Kansas City Royals 44-43 (1.5 GB)

Los Angeles Angels 45-47 (3.0 GB)

Texas Rangers 43-45 (3.0 GB)

Seattle Mariners 43-47 (4.0 GB)

Baltimore Orioles 42-46 (5.0 GB)

Toronto Blue Jays 41-47 (5.0 GB)

Detroit Tigers 39-48 (6.5 GB)

Oakland Athletics 39-50 (7.5 GB) 

Chicago White Sox 38-49 (7.5 GB) 

The more important set of standings to pay attention to for the Blue Jays at this point is the Wild Card. They’re only five games out of the second seed, but they have seven teams to jump over to grab a playoff spot. It’s certainly going to be an uphill battle.

  • Barry

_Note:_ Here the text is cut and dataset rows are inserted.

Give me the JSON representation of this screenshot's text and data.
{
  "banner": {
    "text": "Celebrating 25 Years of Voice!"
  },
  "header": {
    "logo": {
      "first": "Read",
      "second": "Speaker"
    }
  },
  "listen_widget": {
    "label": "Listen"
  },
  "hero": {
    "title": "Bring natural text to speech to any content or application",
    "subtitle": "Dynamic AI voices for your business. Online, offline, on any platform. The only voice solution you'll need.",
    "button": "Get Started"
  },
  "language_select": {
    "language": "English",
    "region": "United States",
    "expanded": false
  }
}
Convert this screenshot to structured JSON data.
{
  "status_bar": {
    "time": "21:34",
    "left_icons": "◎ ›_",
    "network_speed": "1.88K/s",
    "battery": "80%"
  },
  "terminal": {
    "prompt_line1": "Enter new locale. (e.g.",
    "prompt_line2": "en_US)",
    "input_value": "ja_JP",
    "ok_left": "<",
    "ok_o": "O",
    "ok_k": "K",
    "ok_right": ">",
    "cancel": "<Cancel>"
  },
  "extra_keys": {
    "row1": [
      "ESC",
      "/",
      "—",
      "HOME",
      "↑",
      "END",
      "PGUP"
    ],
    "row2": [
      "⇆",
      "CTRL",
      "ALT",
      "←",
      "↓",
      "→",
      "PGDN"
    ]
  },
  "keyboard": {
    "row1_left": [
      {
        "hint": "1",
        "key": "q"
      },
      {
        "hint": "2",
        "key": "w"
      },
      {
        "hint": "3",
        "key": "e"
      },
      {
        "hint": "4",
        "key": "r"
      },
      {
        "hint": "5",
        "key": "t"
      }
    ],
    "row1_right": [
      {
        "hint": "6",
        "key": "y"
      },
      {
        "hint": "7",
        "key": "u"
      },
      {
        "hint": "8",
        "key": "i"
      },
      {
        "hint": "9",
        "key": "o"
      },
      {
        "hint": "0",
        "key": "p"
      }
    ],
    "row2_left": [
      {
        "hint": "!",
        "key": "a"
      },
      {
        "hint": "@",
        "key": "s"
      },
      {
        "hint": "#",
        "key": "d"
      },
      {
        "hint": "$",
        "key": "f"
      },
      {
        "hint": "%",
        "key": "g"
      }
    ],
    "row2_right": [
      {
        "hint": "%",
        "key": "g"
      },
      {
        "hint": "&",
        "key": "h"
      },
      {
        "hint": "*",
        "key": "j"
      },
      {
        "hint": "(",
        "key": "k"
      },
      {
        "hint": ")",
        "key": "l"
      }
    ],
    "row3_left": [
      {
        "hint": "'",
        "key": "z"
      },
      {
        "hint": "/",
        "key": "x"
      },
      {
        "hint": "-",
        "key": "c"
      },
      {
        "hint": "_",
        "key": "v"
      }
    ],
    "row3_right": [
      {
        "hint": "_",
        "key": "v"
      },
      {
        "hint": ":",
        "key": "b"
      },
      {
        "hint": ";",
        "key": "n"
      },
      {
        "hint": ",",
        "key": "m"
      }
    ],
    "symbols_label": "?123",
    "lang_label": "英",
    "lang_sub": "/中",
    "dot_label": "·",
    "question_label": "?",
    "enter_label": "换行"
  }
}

    I want the Jays to go on a run and become buyers if for no other reason than to avoid the inevitable bellyaching that will occur if they’re sellers and the internet knuckledraggers think the Jays should have been able to trade Jose Bautista for Team X’s top three prospects by sweetening the pot with Ryan Goins.